I’ve lately begun to openly discuss my desire (probably) to compete in Ironman Boulder in 2015. I’ve even gone so far as to volunteer at this year’s race and get a higher priority registration slot.
My mention of this usually draws a reaction of either you’re crazy (or something to that effect) or merely the question of “Why?”
It’s not an easy question to answer but a quote from the book Iron War probably sums up why I want to complete the 140.6 distance in particular and why do triathlons in general:
“…it can be better to feel anything—even pain—than to feel nothing. Sometimes pleasure and pain are derived from the same source. There is no pleasure in doing triathlon, but it metes out a kind of suffering that is satisfying in the context of our soporific modern existence with its all infernal conveniences.”
Until recently reading that book, I’ve had a hard time articulating why I do what I do. Before I started training for triathlons, soporific was probably as good an adjective as any to describe my life. I had run and trained, but it had fallen off and I was more or less sedentary.
Of course, while suffering has its utility, it can also be destructive. Indeed, for most people, using the term positively probably seems odd if not completely masochistic.
My own recent training experiences have helped me find a way to suffer, but to manage it in a way analogous to the way one manages their intake of hydration and nutrition during a race.

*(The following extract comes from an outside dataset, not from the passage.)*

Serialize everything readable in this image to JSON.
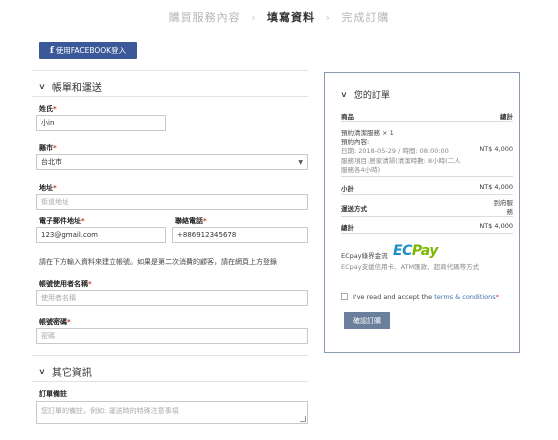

About a month ago my coach “bumped” (his word) both the volume and intensity of my weekly training. Two weekly swims have become three, 20 miles running have become over 25 and cycling has been based on power zones. In a non-recovery week, training hours are around 12. That eases back to 8 every third week when I get to recover. In short, I’ve had ample opportunity to suffer.
Last week, I was assigned a series of interval workouts in which the distance descended and the pace ascended. The last interval in each of the two sets was 200 meters at a more or less all out speed (or what I could manage by that point). A day later, I was riding my bike up a hill for over a mile to push my heart rate into Z5. I had to do that five more times before getting to warm down.

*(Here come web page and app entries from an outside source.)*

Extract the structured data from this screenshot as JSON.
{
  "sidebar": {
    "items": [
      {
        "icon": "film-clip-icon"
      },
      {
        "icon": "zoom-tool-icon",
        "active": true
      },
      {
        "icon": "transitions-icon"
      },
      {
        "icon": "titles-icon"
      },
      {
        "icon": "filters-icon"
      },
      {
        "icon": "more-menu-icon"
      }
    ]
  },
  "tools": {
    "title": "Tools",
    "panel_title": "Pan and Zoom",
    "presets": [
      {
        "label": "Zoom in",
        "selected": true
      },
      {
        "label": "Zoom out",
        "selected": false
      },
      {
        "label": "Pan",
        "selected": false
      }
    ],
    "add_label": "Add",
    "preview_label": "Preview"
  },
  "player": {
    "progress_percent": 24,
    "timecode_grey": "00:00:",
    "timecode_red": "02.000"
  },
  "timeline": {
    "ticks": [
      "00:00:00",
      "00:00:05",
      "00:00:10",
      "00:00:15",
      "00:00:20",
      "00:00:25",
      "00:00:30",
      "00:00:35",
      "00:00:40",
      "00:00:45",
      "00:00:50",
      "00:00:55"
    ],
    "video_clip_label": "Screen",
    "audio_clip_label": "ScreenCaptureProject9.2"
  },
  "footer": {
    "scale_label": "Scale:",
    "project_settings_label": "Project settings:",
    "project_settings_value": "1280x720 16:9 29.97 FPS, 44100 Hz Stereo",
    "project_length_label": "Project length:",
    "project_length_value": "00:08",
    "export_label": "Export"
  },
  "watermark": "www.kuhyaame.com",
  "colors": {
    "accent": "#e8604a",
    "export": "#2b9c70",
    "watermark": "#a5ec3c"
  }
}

Like anyone who has committed to train, I’ve accepted a certain level of suffering as part of the price to be ready come race day. Each of us has variation on the mantra “It’s worth it” that helps us get through the tough workouts.
What seemed different about these most recent efforts, however, was my ability to keep the suffering of my body separate from the suffering of my mind. While I knew I was hurting, my brain was really showing no more emotion about it than the needles on a dashboard that tell you your engine is getting too hot or that you’re running low on fuel. That’s not to say that I didn't feel mentally miserable at times as well, just not all the time.

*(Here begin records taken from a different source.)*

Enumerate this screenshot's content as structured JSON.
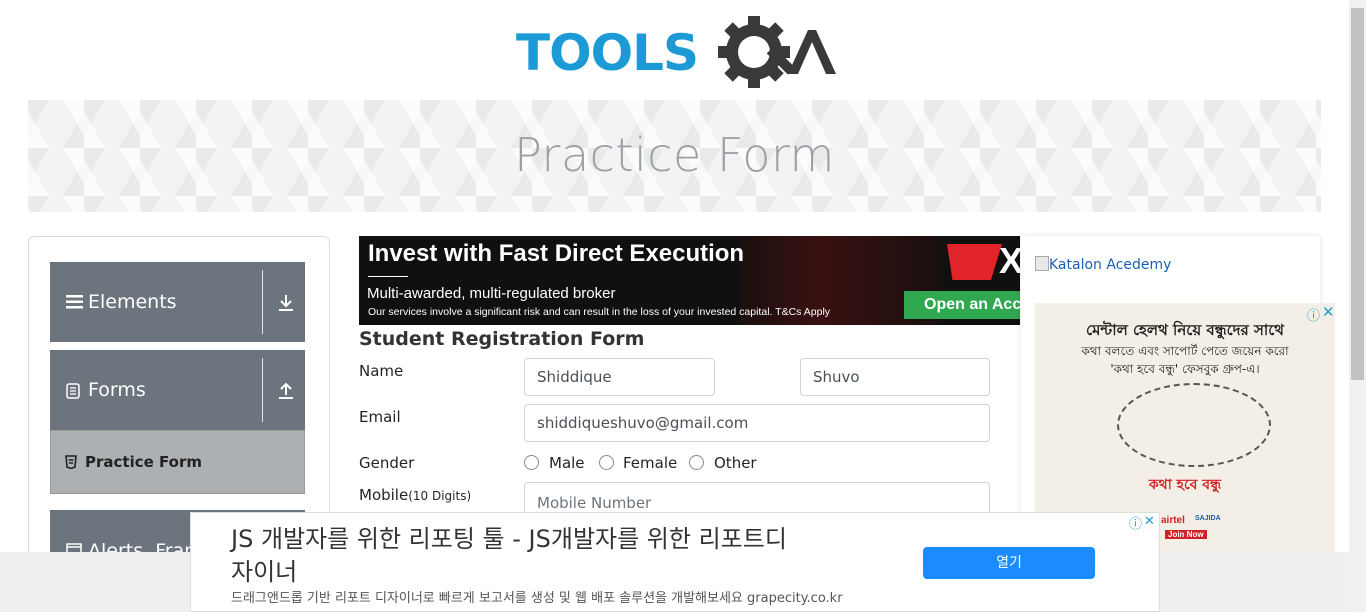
{
  "logo": {
    "text_a": "TOOLS",
    "text_b": "QA"
  },
  "banner": {
    "title": "Practice Form"
  },
  "sidebar": {
    "groups": [
      {
        "label": "Elements",
        "icon": "hamburger-icon",
        "arrow": "download-arrow-icon"
      },
      {
        "label": "Forms",
        "icon": "document-icon",
        "arrow": "upload-arrow-icon"
      },
      {
        "label": "Alerts, Fram",
        "icon": "window-icon"
      }
    ],
    "active_item": "Practice Form"
  },
  "ad_top": {
    "headline": "Invest with Fast Direct Execution",
    "subline": "Multi-awarded, multi-regulated broker",
    "disclaimer": "Our services involve a significant risk and can result in the loss of your invested capital. T&Cs Apply",
    "cta": "Open an Acc",
    "brand_letter": "X",
    "colors": {
      "bg": "#101010",
      "cta": "#2fa84f",
      "brand": "#e0242a"
    }
  },
  "form": {
    "heading": "Student Registration Form",
    "name_label": "Name",
    "first_name": "Shiddique",
    "last_name": "Shuvo",
    "email_label": "Email",
    "email_value": "shiddiqueshuvo@gmail.com",
    "gender_label": "Gender",
    "gender_options": [
      "Male",
      "Female",
      "Other"
    ],
    "mobile_label": "Mobile",
    "mobile_hint": "(10 Digits)",
    "mobile_placeholder": "Mobile Number"
  },
  "right": {
    "image_alt": "Katalon Acedemy",
    "ad_bengali_line1": "মেন্টাল হেলথ নিয়ে বন্ধুদের সাথে",
    "ad_bengali_line2": "কথা বলতে এবং সাপোর্ট পেতে জয়েন করো",
    "ad_bengali_line3": "'কথা হবে বন্ধু' ফেসবুক গ্রুপ-এ।",
    "ad_brand": "কথা হবে বন্ধু",
    "ad_partner_1": "airtel",
    "ad_partner_2": "SAJIDA",
    "ad_join": "Join Now"
  },
  "ad_bottom": {
    "title": "JS 개발자를 위한 리포팅 툴 - JS개발자를 위한 리포트디자이너",
    "description": "드래그앤드롭 기반 리포트 디자이너로 빠르게 보고서를 생성 및 웹 배포 솔루션을 개발해보세요 grapecity.co.kr",
    "button": "열기",
    "colors": {
      "button": "#1a8cff"
    }
  }
}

When I did my first multi-sport event (a triathlon turned duathlon) the most significant memory I took away was how miserable I was as I moved from bike to run. Leaving the transition area, I felt almost overwhelmed by my high heart rate and shortness of breath. This despite multiple bricks in practice. That feeling crept in a few times during my track and bike workouts, but it never really took hold.
Have I discovered a secret to training and racing even when my body feels terrible? Probably not. More likely it’s one more tool in the belt.
More to come on training and the specific steps I’m taking to prepare for the first race of the season.
In the meantime, have a great week and thanks for reading!